[Opening INPUT DATA section]

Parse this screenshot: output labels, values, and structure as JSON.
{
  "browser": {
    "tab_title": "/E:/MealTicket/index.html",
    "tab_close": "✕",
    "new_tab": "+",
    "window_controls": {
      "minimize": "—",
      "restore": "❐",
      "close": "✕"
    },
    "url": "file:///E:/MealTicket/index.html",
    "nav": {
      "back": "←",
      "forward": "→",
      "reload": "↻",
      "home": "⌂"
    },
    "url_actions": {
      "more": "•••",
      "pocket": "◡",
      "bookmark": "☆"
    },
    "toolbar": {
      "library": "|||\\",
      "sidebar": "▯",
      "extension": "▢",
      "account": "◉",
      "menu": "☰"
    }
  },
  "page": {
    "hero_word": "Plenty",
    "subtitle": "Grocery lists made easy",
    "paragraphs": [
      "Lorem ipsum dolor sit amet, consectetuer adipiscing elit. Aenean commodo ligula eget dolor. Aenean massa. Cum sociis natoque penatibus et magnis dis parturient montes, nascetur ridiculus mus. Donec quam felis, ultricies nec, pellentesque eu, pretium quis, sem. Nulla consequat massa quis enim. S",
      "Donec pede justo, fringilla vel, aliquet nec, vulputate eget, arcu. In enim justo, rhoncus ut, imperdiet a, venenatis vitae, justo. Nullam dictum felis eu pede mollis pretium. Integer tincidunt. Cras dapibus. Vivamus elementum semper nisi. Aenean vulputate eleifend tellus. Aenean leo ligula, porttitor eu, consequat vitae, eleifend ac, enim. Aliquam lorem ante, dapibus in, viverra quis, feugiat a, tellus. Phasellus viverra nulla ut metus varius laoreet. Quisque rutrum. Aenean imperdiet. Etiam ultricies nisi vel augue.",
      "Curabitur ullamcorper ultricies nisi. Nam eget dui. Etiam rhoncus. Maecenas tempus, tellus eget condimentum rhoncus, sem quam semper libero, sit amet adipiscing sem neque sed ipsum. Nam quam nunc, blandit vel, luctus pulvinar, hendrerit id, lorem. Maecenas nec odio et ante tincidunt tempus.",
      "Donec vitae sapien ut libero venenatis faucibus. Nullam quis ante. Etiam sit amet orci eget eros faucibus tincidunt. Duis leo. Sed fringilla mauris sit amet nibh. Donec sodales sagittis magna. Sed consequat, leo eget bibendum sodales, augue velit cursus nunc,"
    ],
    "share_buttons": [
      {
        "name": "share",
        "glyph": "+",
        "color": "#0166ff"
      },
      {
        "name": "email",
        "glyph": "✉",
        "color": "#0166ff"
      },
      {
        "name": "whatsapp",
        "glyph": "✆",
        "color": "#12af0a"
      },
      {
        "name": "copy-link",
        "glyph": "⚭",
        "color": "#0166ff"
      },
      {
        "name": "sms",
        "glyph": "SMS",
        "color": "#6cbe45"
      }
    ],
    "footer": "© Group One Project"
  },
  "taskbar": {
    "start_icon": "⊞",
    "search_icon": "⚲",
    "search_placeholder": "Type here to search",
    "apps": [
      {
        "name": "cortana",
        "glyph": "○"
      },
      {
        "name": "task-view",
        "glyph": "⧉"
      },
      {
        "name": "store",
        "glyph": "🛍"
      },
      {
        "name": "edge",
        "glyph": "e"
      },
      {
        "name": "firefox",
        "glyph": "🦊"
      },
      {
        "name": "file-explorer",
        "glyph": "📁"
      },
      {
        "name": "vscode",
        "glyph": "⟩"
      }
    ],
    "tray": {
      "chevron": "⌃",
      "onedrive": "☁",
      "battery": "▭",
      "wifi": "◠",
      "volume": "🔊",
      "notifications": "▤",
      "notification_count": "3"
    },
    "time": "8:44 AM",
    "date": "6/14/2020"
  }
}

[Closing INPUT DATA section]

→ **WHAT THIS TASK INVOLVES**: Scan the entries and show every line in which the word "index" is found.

→ **ANSWER SECTION**:
    "tab_title": "/E:/MealTicket/index.html",
    "url": "file:///E:/MealTicket/index.html",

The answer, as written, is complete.